Dataset rows for apps and sites:
▼

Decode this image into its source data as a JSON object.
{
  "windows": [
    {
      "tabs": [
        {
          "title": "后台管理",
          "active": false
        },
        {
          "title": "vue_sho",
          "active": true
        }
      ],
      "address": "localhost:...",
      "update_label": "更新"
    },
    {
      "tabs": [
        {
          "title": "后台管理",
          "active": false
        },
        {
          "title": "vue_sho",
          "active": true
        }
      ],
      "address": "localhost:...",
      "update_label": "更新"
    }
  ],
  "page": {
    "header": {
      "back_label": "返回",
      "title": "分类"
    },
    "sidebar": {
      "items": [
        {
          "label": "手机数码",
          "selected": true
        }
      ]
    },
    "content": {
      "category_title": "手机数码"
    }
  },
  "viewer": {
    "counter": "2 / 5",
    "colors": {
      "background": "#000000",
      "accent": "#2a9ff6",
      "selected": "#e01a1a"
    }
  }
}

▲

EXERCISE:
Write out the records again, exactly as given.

SOLUTION TO THE EXERCISE:
Decode this image into its source data as a JSON object.
{
  "windows": [
    {
      "tabs": [
        {
          "title": "后台管理",
          "active": false
        },
        {
          "title": "vue_sho",
          "active": true
        }
      ],
      "address": "localhost:...",
      "update_label": "更新"
    },
    {
      "tabs": [
        {
          "title": "后台管理",
          "active": false
        },
        {
          "title": "vue_sho",
          "active": true
        }
      ],
      "address": "localhost:...",
      "update_label": "更新"
    }
  ],
  "page": {
    "header": {
      "back_label": "返回",
      "title": "分类"
    },
    "sidebar": {
      "items": [
        {
          "label": "手机数码",
          "selected": true
        }
      ]
    },
    "content": {
      "category_title": "手机数码"
    }
  },
  "viewer": {
    "counter": "2 / 5",
    "colors": {
      "background": "#000000",
      "accent": "#2a9ff6",
      "selected": "#e01a1a"
    }
  }
}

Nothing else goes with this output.